Mazda CX-5 Sport – Review
By Liam Bird
Just before I sit down to write this the weather forecast comes on. This weekend’s going to be a scorcher apparently; the hottest one so far this year. Funny how things can change in a just a few days isn’t? Last weekend I was The Cairngorms, driving Mazda’s all-new CX-5 SUV, the rain up there was best described as biblical.
Mazda’s far more instantly recognisable soft-top MX-5 might be the car we all want to drive in the summer – the dry ones at least – but their CX-5 is a car that’s more than up to the task of dealing with all the other seasons you seem to get in all in the same day when north of the border too. It’s more than capable of wading through some light flooding – we proved that on more than one occasion – and with the right tyres fitted, or if your budget allows it, with the optional intelligent all-wheel drive system it’ll easily cope with what the our British weather-men call “deep snow”.
Not only that, but it will seat five in comfort, the boot’s a decent size, it’s got what your mother calls a “proper roof”, and best of all, it’s pretty good to drive.
“Keeps road noise down”
In fact, with 148bhp and a 0-62 time of 9.4 seconds, the 2.2 litre SKYACTIV-D front-wheel drive Sport Nav, as piloted through The Highlands by yours truly, is more than capable of cutting it amongst the daily-grind traffic. 280 lbft of torque means there’s little need to trouble the 6 speed gearbox unnecessarily, or the fuel-pump either for that matter. The combined cycle MPG figure for this car, thought to be the most popular CX-5 of the range, is a claimed 56.5.
It’s quiet too. Mazda have paid particular attention to reducing interior noise and vibration levels with what now feels like a far more “premium” cabin. Usually when it comes to launching new models manufacturers brag about how much weight they’ve saved. Conversely Mazda have added some: 50kg to be exact. The windscreen is thicker, the door seals have been improved, and there’s a host of other things, such as thicker sound-proofing and mounting the windscreen wipers below the edge of the bonnet rather than above it. That all adds up to keeping road noise down. Step out of an Audi, a VW or a BMW into the CX-5 and you’ll no longer feel short-changed.
“Generous array of equipment”
The use of new plusher-feeling materials is instantly obvious and inside, the CX-5 Sport Nav gets not only what looks like the gear lever, beautifully clear dashboard dials and steering wheel from the MX-5, but also a very generous array of standard equipment.
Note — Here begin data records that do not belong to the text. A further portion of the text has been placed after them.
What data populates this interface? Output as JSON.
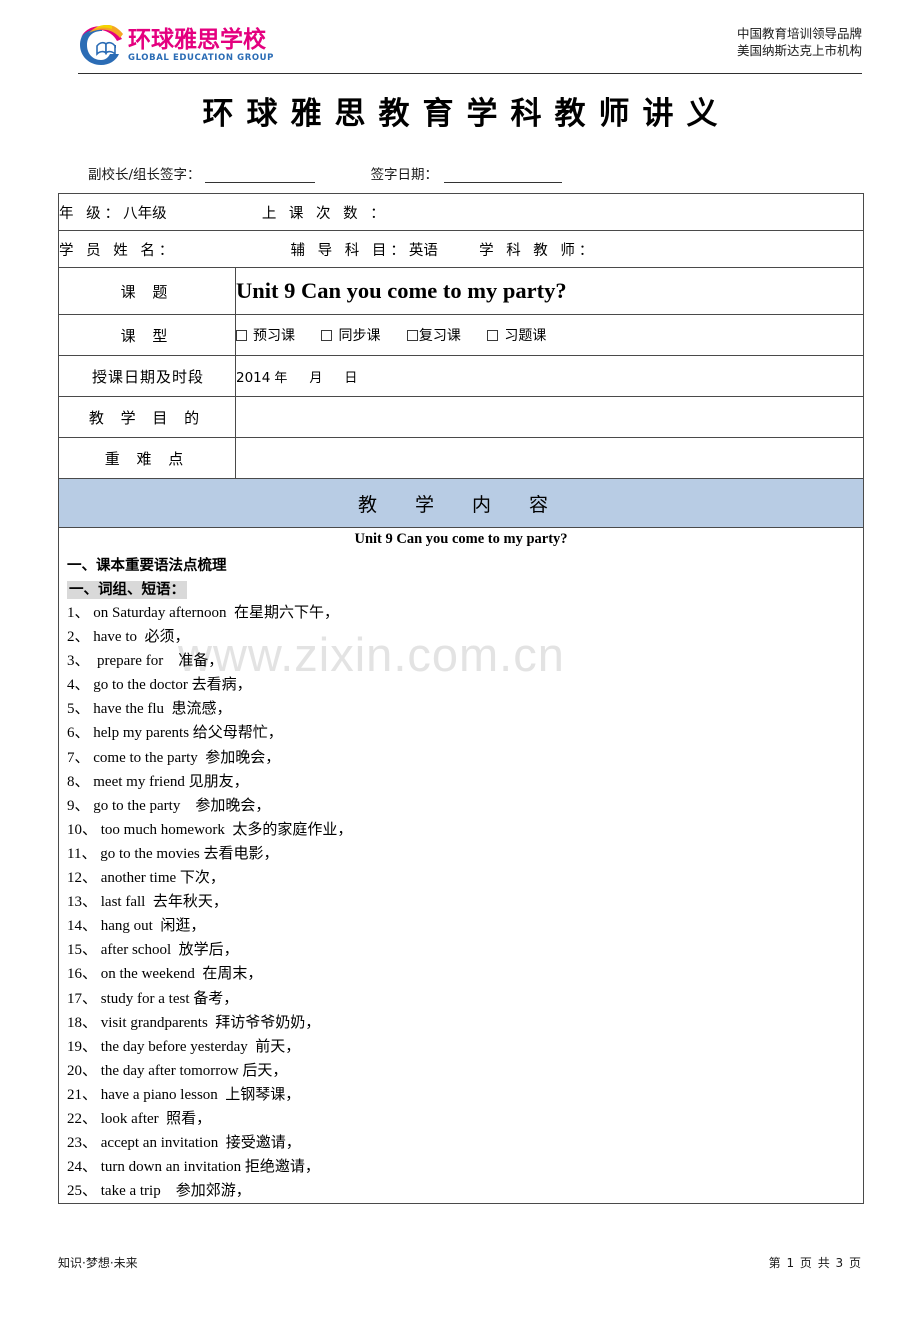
{
  "masthead": {
    "logo_cn": "环球雅思学校",
    "logo_en": "GLOBAL EDUCATION GROUP",
    "tagline_1": "中国教育培训领导品牌",
    "tagline_2": "美国纳斯达克上市机构"
  },
  "doc_title": "环球雅思教育学科教师讲义",
  "signature": {
    "signer_label": "副校长/组长签字：",
    "date_label": "签字日期：",
    "signer_value": "",
    "date_value": ""
  },
  "info": {
    "grade_label": "年       级：",
    "grade_value": "八年级",
    "sessions_label": "上 课 次 数 ：",
    "sessions_value": "",
    "student_label": "学 员 姓 名：",
    "student_value": "",
    "subject_label": "辅 导 科 目：",
    "subject_value": "英语",
    "teacher_label": "学 科 教 师：",
    "teacher_value": ""
  },
  "rows": {
    "topic_label": "课    题",
    "topic_value": "Unit 9 Can you come to my party?",
    "type_label": "课    型",
    "type_options": [
      "预习课",
      "同步课",
      "复习课",
      "习题课"
    ],
    "date_label": "授课日期及时段",
    "date_year": "2014",
    "date_year_unit": "年",
    "date_month_unit": "月",
    "date_day_unit": "日",
    "aim_label": "教 学 目 的",
    "aim_value": "",
    "key_label": "重 难 点",
    "key_value": ""
  },
  "section_bar": "教    学    内    容",
  "content": {
    "unit_heading": "Unit 9 Can you come to my party?",
    "heading_1": "一、课本重要语法点梳理",
    "heading_2": "一、词组、短语：",
    "phrases": [
      "1、 on Saturday afternoon  在星期六下午，",
      "2、 have to  必须，",
      "3、  prepare for    准备，",
      "4、 go to the doctor 去看病，",
      "5、 have the flu  患流感，",
      "6、 help my parents 给父母帮忙，",
      "7、 come to the party  参加晚会，",
      "8、 meet my friend 见朋友，",
      "9、 go to the party    参加晚会，",
      "10、 too much homework  太多的家庭作业，",
      "11、 go to the movies 去看电影，",
      "12、 another time 下次，",
      "13、 last fall  去年秋天，",
      "14、 hang out  闲逛，",
      "15、 after school  放学后，",
      "16、 on the weekend  在周末，",
      "17、 study for a test 备考，",
      "18、 visit grandparents  拜访爷爷奶奶，",
      "19、 the day before yesterday  前天，",
      "20、 the day after tomorrow 后天，",
      "21、 have a piano lesson  上钢琴课，",
      "22、 look after  照看，",
      "23、 accept an invitation  接受邀请，",
      "24、 turn down an invitation 拒绝邀请，",
      "25、 take a trip    参加郊游，"
    ]
  },
  "watermark": "www.zixin.com.cn",
  "footer": {
    "slogan": "知识·梦想·未来",
    "page_info": "第 1 页  共 3 页"
  },
  "colors": {
    "section_bar_bg": "#b8cce4",
    "logo_pink": "#e4007f",
    "logo_blue": "#2b6cb5",
    "watermark": "#e3e3e3"
  }
}
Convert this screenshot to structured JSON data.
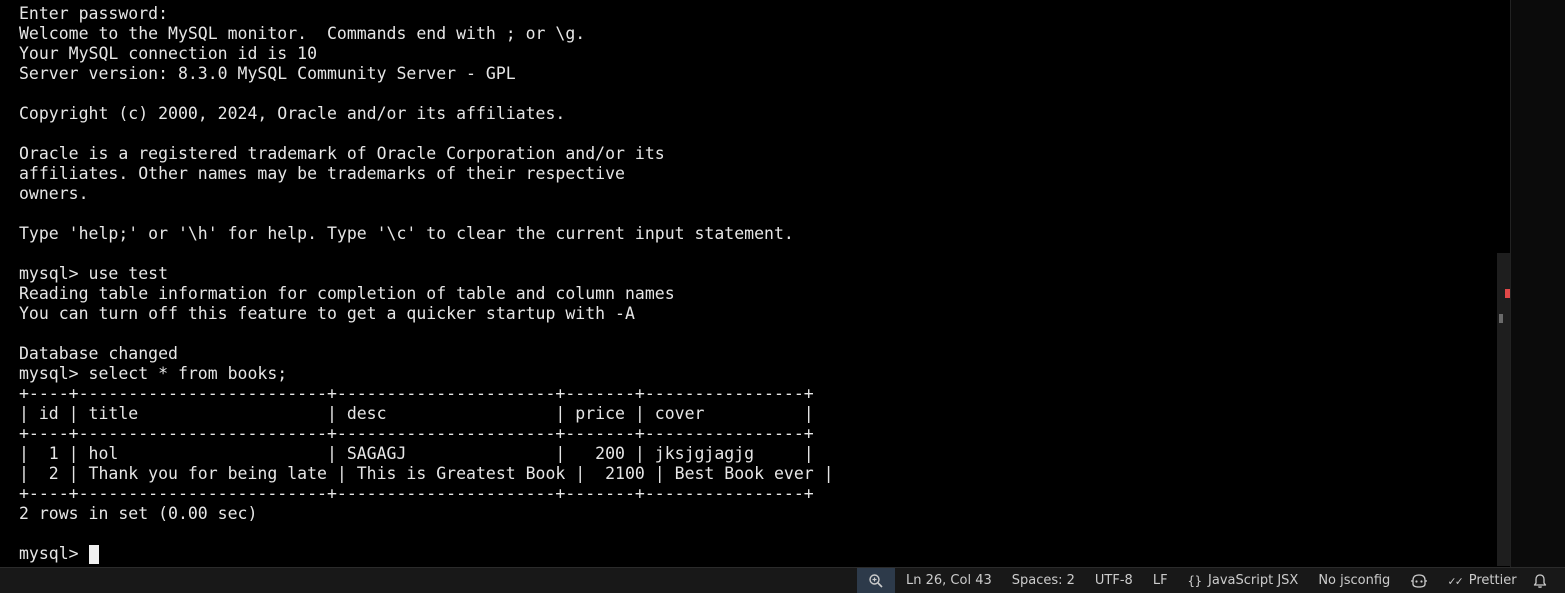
{
  "terminal": {
    "lines": [
      "Enter password:",
      "Welcome to the MySQL monitor.  Commands end with ; or \\g.",
      "Your MySQL connection id is 10",
      "Server version: 8.3.0 MySQL Community Server - GPL",
      "",
      "Copyright (c) 2000, 2024, Oracle and/or its affiliates.",
      "",
      "Oracle is a registered trademark of Oracle Corporation and/or its",
      "affiliates. Other names may be trademarks of their respective",
      "owners.",
      "",
      "Type 'help;' or '\\h' for help. Type '\\c' to clear the current input statement.",
      "",
      "mysql> use test",
      "Reading table information for completion of table and column names",
      "You can turn off this feature to get a quicker startup with -A",
      "",
      "Database changed",
      "mysql> select * from books;",
      "+----+-------------------------+----------------------+-------+----------------+",
      "| id | title                   | desc                 | price | cover          |",
      "+----+-------------------------+----------------------+-------+----------------+",
      "|  1 | hol                     | SAGAGJ               |   200 | jksjgjagjg     |",
      "|  2 | Thank you for being late | This is Greatest Book |  2100 | Best Book ever |",
      "+----+-------------------------+----------------------+-------+----------------+",
      "2 rows in set (0.00 sec)",
      ""
    ],
    "prompt": "mysql> "
  },
  "statusbar": {
    "zoom_icon": "zoom-icon",
    "position": "Ln 26, Col 43",
    "spaces": "Spaces: 2",
    "encoding": "UTF-8",
    "eol": "LF",
    "language_glyph": "{}",
    "language": "JavaScript JSX",
    "jsconfig": "No jsconfig",
    "copilot_icon": "copilot-icon",
    "prettier_glyph": "✓✓",
    "prettier": "Prettier",
    "bell_icon": "bell-icon"
  },
  "colors": {
    "terminal_bg": "#000000",
    "terminal_fg": "#e6e6e6",
    "statusbar_bg": "#181818",
    "statusbar_fg": "#cccccc",
    "zoom_bg": "#2d3a4a",
    "error_mark": "#e04848"
  }
}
Leather trim, heated seats, cruise control, all- important Bluetooth, dual zone climate control and even (if you add the optional safety pack) lane departure warning system, automatic dipping LED headlamps, and reversing camera all put in an appearance. You’ve probably guessed from the name that there’s a built in Tom-Tom sat-nav too.
What you probably weren’t expecting was keyless entry, a 9 speaker Bose hi-fi with MP3 compatibility with a multitude of USB ports, 8 way powered seats, a powered tailgate, and that aforementioned hushed ride – even on the standard fit 19 inch alloys. Ahead of the driver sits all-new head-up display and there’s radar cruise control as well.
There’s no Apple CarPlay or similar such systems and if I’m brutally honest Mazda’s sat-nav system is beginning to look its age. But where other manufacturers major on digital connectivity Mazda make you as a driver feel better connected to what’s going on at road-level.
“Real feel to the steering”
A product of Mazda’s “Jinba-Ittai” – that’s car-and-driver as one to you and me – philosophy, the CX-5 incorporates 15% more torsional rigidity, and G-vectoring control (it helps with cornering) to help make the CX-5 more responsive than it’s ever been. The steering is light but direct and there’s real feel to it – at last in an SUV.
The gearbox is also a delight. In fact I’d go as far as saying that even on a wet road in the wilds of Scotland the new CX-5 is probably the most enjoyable and engaging – agile even – 5-seat family orientated SUV I’ve driven in a long time. Well, the diesel is at least. The 2.0 I also drive requires far more effort for what turns out to be little more, if any, further reward, whilst returning lesser MPG.
But like I said, it’s the 2.2 turbo-diesel that’s likely to be the biggest seller. And the price? The CX-5 range starts at £23,695. “My” Sport Nav diesel can be yours for £28,695.
All things considered I’d say the future’s looking very bright for the new CX-5.
Mazda CX-5 2.2 Sport Nav
Engine: 2191cc 4Cyl 16V turbo-diesel
Transmission: 6 speed Manual, front-wheel drive.
Power: 148 bhp @ 4500pm
Torque: 280 lbft @ 2000rpm
0-62MPH: 9.4 Sec
Max Speed: 127mph
MPG: 56.5 combined